**Your objective**.
Exact copies of all the lines below are required, with the pictures omitted.

[Extracted data Boundary: Start]

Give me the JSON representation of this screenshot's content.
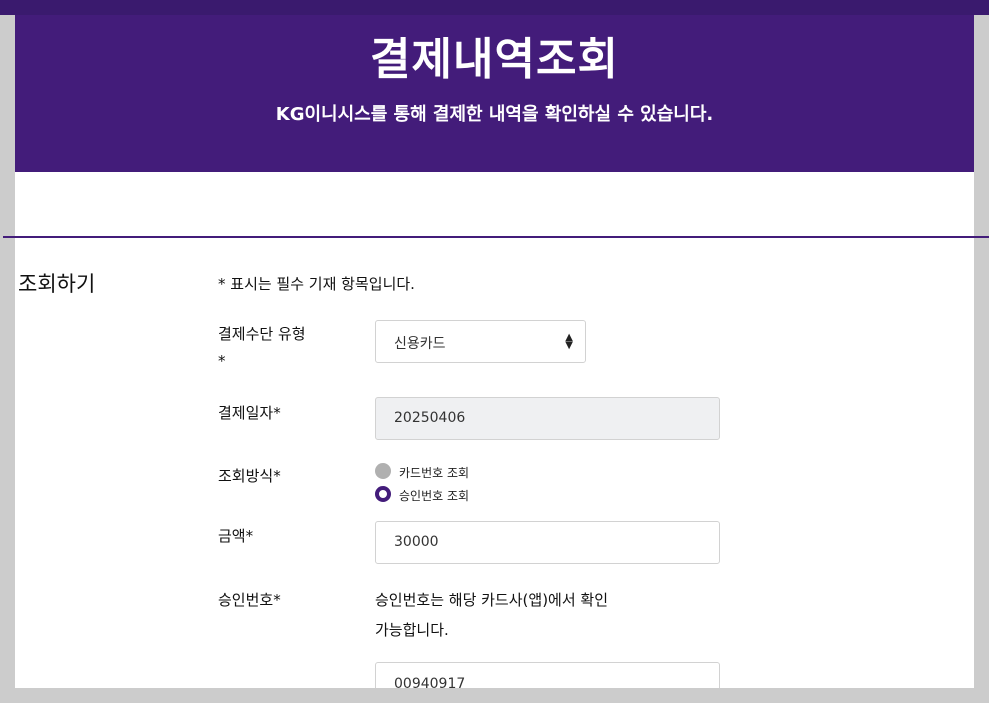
{
  "header": {
    "title": "결제내역조회",
    "subtitle": "KG이니시스를 통해 결제한 내역을 확인하실 수 있습니다."
  },
  "section": {
    "title": "조회하기",
    "required_note": "* 표시는 필수 기재 항목입니다."
  },
  "form": {
    "payment_type": {
      "label": "결제수단 유형",
      "required_mark": "*",
      "value": "신용카드"
    },
    "payment_date": {
      "label": "결제일자*",
      "value": "20250406"
    },
    "lookup_method": {
      "label": "조회방식*",
      "options": [
        {
          "label": "카드번호 조회",
          "selected": false
        },
        {
          "label": "승인번호 조회",
          "selected": true
        }
      ]
    },
    "amount": {
      "label": "금액*",
      "value": "30000"
    },
    "approval_number": {
      "label": "승인번호*",
      "help_line1": "승인번호는 해당 카드사(앱)에서 확인",
      "help_line2": "가능합니다.",
      "value": "00940917"
    }
  },
  "colors": {
    "brand": "#431c7a",
    "page_bg": "#cccccc"
  },
  "icons": {
    "select_arrow": "sort-arrows-icon"
  }
}
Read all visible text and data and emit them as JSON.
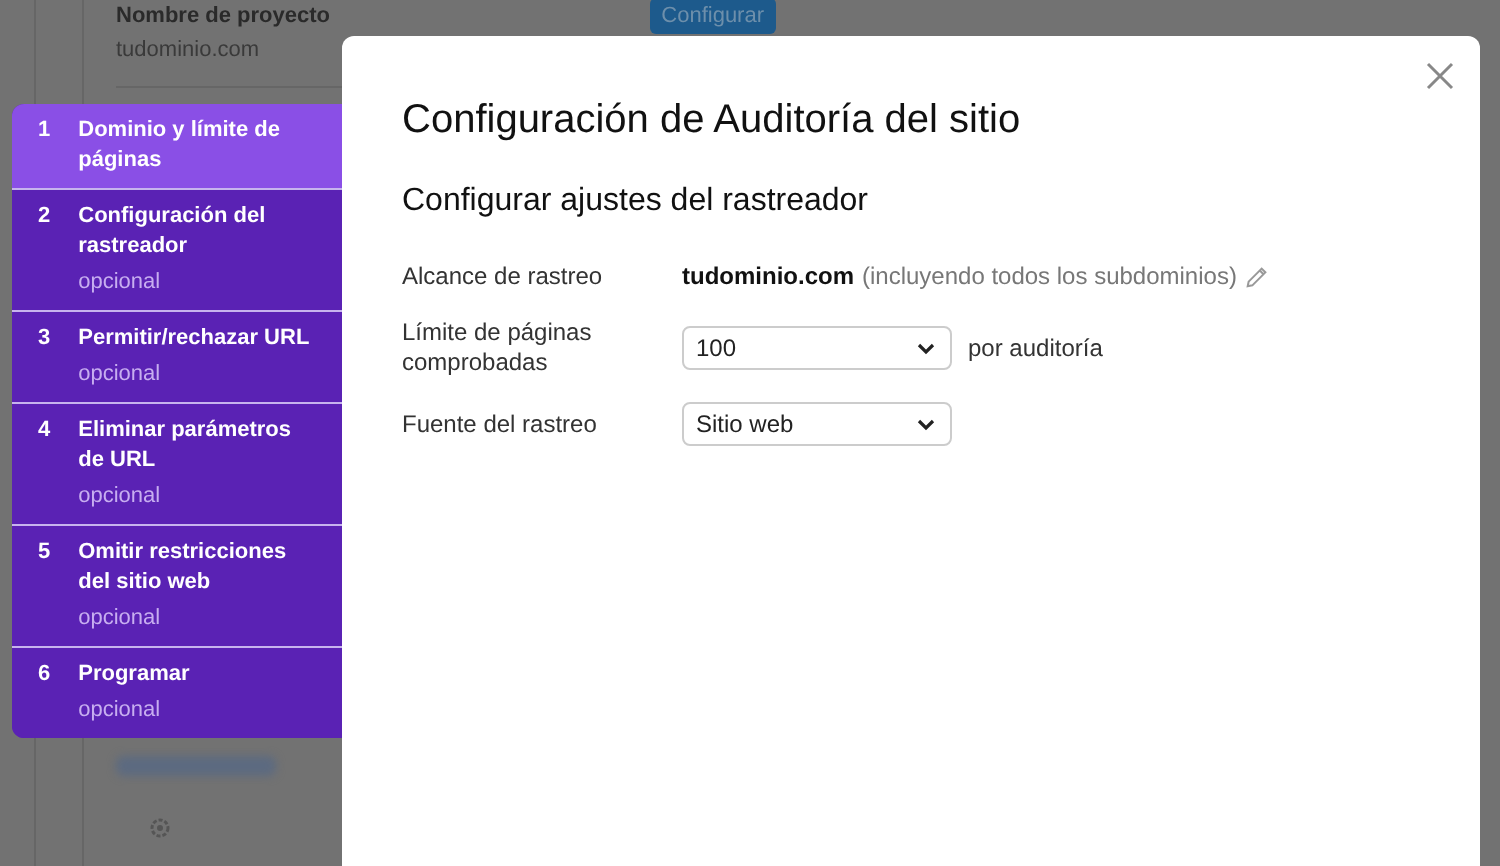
{
  "background": {
    "project_label": "Nombre de proyecto",
    "project_domain": "tudominio.com",
    "configure_button": "Configurar"
  },
  "steps": [
    {
      "number": "1",
      "title": "Dominio y límite de páginas",
      "selected": true
    },
    {
      "number": "2",
      "title": "Configuración del rastreador",
      "note": "opcional",
      "selected": false
    },
    {
      "number": "3",
      "title": "Permitir/rechazar URL",
      "note": "opcional",
      "selected": false
    },
    {
      "number": "4",
      "title": "Eliminar parámetros de URL",
      "note": "opcional",
      "selected": false
    },
    {
      "number": "5",
      "title": "Omitir restricciones del sitio web",
      "note": "opcional",
      "selected": false
    },
    {
      "number": "6",
      "title": "Programar",
      "note": "opcional",
      "selected": false
    }
  ],
  "modal": {
    "title": "Configuración de Auditoría del sitio",
    "section_title": "Configurar ajustes del rastreador",
    "rows": [
      {
        "kind": "text",
        "label": "Alcance de rastreo",
        "value": "tudominio.com",
        "hint": "(incluyendo todos los subdominios)"
      },
      {
        "kind": "select",
        "label": "Límite de páginas comprobadas",
        "value": "100",
        "suffix": "por auditoría"
      },
      {
        "kind": "select",
        "label": "Fuente del rastreo",
        "value": "Sitio web"
      }
    ]
  }
}
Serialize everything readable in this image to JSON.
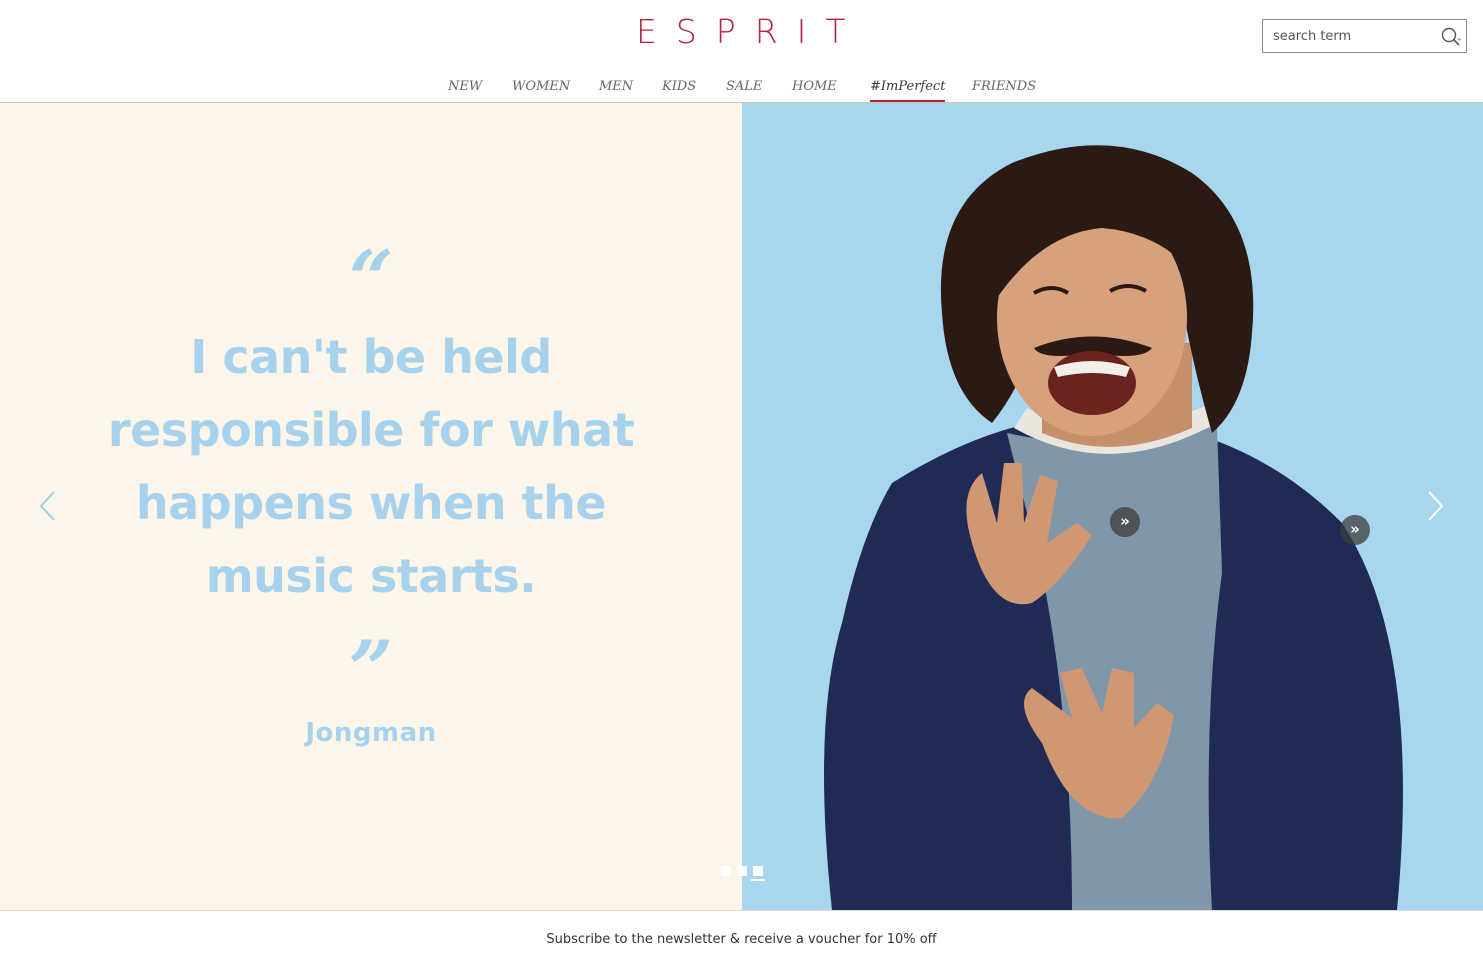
{
  "header": {
    "logo": "ESPRIT",
    "brand_color": "#b8233d",
    "search": {
      "placeholder": "search term",
      "icon": "search-icon"
    }
  },
  "nav": {
    "items": [
      {
        "label": "NEW"
      },
      {
        "label": "WOMEN"
      },
      {
        "label": "MEN"
      },
      {
        "label": "KIDS"
      },
      {
        "label": "SALE"
      },
      {
        "label": "HOME"
      },
      {
        "label": "#ImPerfect",
        "active": true
      },
      {
        "label": "FRIENDS"
      }
    ]
  },
  "hero": {
    "quote_open": "“",
    "quote": "I can't be held responsible for what happens when the music starts.",
    "quote_close": "”",
    "author": "Jongman",
    "quote_color": "#a7d2ee",
    "panel_color": "#fcf5ea",
    "photo_bg_color": "#a9d6ef",
    "prev_icon": "chevron-left-icon",
    "next_icon": "chevron-right-icon",
    "hotspot_label": "»",
    "slides_total": 3,
    "active_slide": 3
  },
  "footer": {
    "newsletter": "Subscribe to the newsletter & receive a voucher for 10% off"
  }
}
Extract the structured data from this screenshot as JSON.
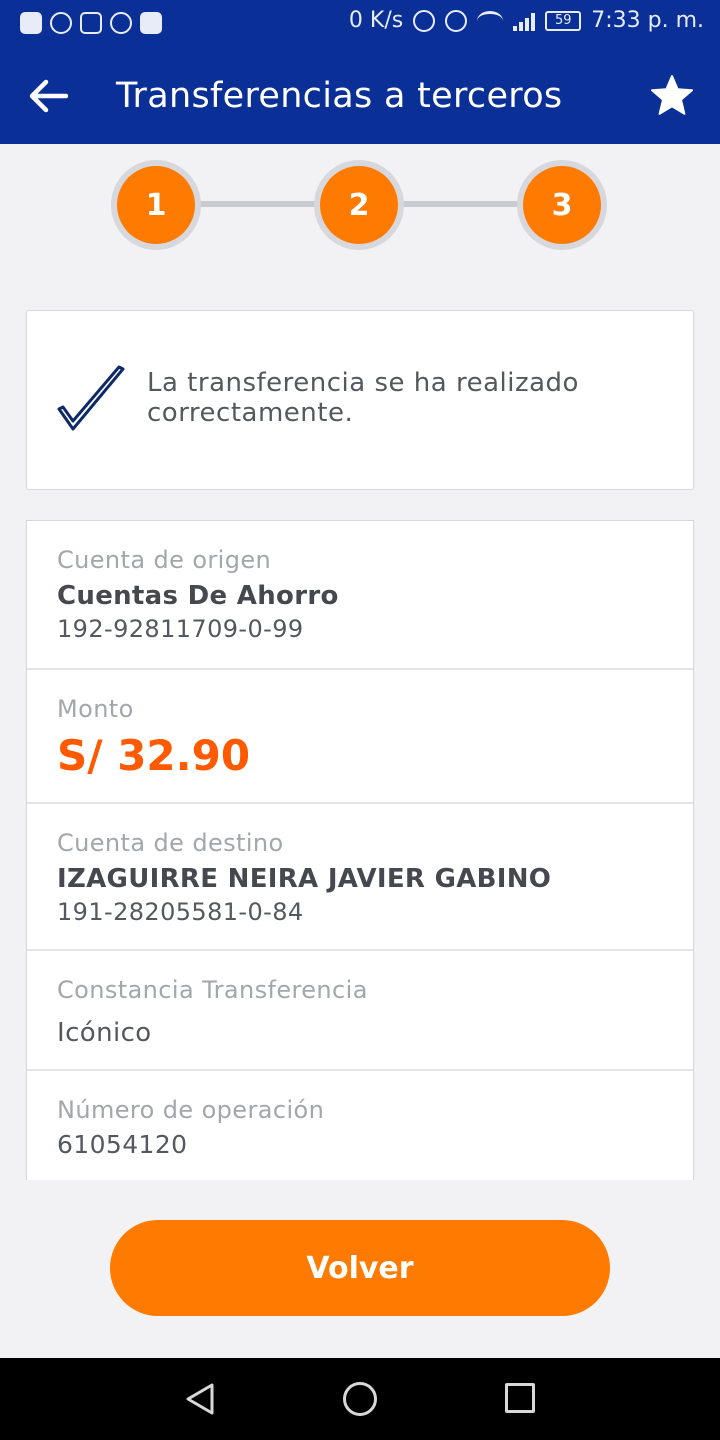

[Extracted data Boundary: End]

**Answer for this exercise**.
Give me the JSON representation of this screenshot's content.
{
  "header": {
    "title": "결제내역조회",
    "subtitle": "KG이니시스를 통해 결제한 내역을 확인하실 수 있습니다."
  },
  "section": {
    "title": "조회하기",
    "required_note": "* 표시는 필수 기재 항목입니다."
  },
  "form": {
    "payment_type": {
      "label": "결제수단 유형",
      "required_mark": "*",
      "value": "신용카드"
    },
    "payment_date": {
      "label": "결제일자*",
      "value": "20250406"
    },
    "lookup_method": {
      "label": "조회방식*",
      "options": [
        {
          "label": "카드번호 조회",
          "selected": false
        },
        {
          "label": "승인번호 조회",
          "selected": true
        }
      ]
    },
    "amount": {
      "label": "금액*",
      "value": "30000"
    },
    "approval_number": {
      "label": "승인번호*",
      "help_line1": "승인번호는 해당 카드사(앱)에서 확인",
      "help_line2": "가능합니다.",
      "value": "00940917"
    }
  },
  "colors": {
    "brand": "#431c7a",
    "page_bg": "#cccccc"
  },
  "icons": {
    "select_arrow": "sort-arrows-icon"
  }
}
Read all visible text and data and emit them as JSON.
{
  "background": {
    "project_label": "Nombre de proyecto",
    "project_domain": "tudominio.com",
    "configure_button": "Configurar"
  },
  "steps": [
    {
      "number": "1",
      "title": "Dominio y límite de páginas",
      "selected": true
    },
    {
      "number": "2",
      "title": "Configuración del rastreador",
      "note": "opcional",
      "selected": false
    },
    {
      "number": "3",
      "title": "Permitir/rechazar URL",
      "note": "opcional",
      "selected": false
    },
    {
      "number": "4",
      "title": "Eliminar parámetros de URL",
      "note": "opcional",
      "selected": false
    },
    {
      "number": "5",
      "title": "Omitir restricciones del sitio web",
      "note": "opcional",
      "selected": false
    },
    {
      "number": "6",
      "title": "Programar",
      "note": "opcional",
      "selected": false
    }
  ],
  "modal": {
    "title": "Configuración de Auditoría del sitio",
    "section_title": "Configurar ajustes del rastreador",
    "rows": [
      {
        "kind": "text",
        "label": "Alcance de rastreo",
        "value": "tudominio.com",
        "hint": "(incluyendo todos los subdominios)"
      },
      {
        "kind": "select",
        "label": "Límite de páginas comprobadas",
        "value": "100",
        "suffix": "por auditoría"
      },
      {
        "kind": "select",
        "label": "Fuente del rastreo",
        "value": "Sitio web"
      }
    ]
  }
}
Serialize everything readable in this image to JSON.
{
  "header": {
    "logo": "ESPRIT",
    "brand_color": "#b8233d",
    "search": {
      "placeholder": "search term",
      "icon": "search-icon"
    }
  },
  "nav": {
    "items": [
      {
        "label": "NEW"
      },
      {
        "label": "WOMEN"
      },
      {
        "label": "MEN"
      },
      {
        "label": "KIDS"
      },
      {
        "label": "SALE"
      },
      {
        "label": "HOME"
      },
      {
        "label": "#ImPerfect",
        "active": true
      },
      {
        "label": "FRIENDS"
      }
    ]
  },
  "hero": {
    "quote_open": "“",
    "quote": "I can't be held responsible for what happens when the music starts.",
    "quote_close": "”",
    "author": "Jongman",
    "quote_color": "#a7d2ee",
    "panel_color": "#fcf5ea",
    "photo_bg_color": "#a9d6ef",
    "prev_icon": "chevron-left-icon",
    "next_icon": "chevron-right-icon",
    "hotspot_label": "»",
    "slides_total": 3,
    "active_slide": 3
  },
  "footer": {
    "newsletter": "Subscribe to the newsletter & receive a voucher for 10% off"
  }
}
Extract the structured data from this screenshot as JSON.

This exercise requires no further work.